#### TRY IT:
Using the data beneath, show every line that includes the word "Editor".

#### Stored items from a collection:
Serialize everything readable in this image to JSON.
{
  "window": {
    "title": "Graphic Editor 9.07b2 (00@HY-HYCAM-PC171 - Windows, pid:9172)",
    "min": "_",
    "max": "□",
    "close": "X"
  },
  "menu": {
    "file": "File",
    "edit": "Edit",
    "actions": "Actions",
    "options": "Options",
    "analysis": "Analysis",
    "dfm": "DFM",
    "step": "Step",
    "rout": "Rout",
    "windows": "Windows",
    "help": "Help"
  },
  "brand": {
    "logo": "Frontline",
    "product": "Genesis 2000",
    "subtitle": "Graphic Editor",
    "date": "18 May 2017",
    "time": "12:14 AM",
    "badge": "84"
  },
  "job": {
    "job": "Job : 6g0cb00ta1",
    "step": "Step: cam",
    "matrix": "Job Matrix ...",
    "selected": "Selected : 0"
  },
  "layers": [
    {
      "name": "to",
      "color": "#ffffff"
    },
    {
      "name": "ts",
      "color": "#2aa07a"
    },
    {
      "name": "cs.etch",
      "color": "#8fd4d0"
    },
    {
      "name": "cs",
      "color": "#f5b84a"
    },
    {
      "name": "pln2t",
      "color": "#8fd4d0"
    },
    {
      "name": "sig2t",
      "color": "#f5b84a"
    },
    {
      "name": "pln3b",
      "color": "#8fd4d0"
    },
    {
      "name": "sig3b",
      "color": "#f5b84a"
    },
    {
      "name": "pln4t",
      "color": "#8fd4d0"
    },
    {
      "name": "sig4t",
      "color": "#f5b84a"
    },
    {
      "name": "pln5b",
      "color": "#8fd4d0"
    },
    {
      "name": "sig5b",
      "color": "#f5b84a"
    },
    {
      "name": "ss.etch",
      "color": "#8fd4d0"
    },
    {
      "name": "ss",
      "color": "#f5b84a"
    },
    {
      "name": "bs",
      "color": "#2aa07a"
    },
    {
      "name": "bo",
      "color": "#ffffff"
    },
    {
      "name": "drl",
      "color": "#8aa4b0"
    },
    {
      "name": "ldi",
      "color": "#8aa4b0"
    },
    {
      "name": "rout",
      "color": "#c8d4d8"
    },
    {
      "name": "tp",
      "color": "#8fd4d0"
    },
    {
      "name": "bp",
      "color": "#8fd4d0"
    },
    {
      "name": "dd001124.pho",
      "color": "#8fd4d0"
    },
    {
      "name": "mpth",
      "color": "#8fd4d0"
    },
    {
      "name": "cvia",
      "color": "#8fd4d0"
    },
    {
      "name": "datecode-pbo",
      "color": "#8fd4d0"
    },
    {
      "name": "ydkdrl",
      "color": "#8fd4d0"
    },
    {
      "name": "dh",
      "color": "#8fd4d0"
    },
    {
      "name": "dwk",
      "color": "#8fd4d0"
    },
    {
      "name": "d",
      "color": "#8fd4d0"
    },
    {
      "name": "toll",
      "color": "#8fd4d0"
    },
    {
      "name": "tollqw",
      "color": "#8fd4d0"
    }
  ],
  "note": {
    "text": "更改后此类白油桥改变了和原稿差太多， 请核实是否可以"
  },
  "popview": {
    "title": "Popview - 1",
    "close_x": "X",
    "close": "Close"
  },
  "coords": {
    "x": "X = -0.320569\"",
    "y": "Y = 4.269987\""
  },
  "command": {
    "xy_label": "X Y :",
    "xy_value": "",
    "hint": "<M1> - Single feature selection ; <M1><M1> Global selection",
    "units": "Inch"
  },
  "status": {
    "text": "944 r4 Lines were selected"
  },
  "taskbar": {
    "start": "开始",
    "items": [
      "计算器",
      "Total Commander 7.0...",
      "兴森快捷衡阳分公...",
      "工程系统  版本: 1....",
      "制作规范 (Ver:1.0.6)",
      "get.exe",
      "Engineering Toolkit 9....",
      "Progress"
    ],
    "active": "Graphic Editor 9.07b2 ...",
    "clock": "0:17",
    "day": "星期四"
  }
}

#### SOLUTION FOR THIS TASK:
    "title": "Graphic Editor 9.07b2 (00@HY-HYCAM-PC171 - Windows, pid:9172)",
    "subtitle": "Graphic Editor",
    "active": "Graphic Editor 9.07b2 ...",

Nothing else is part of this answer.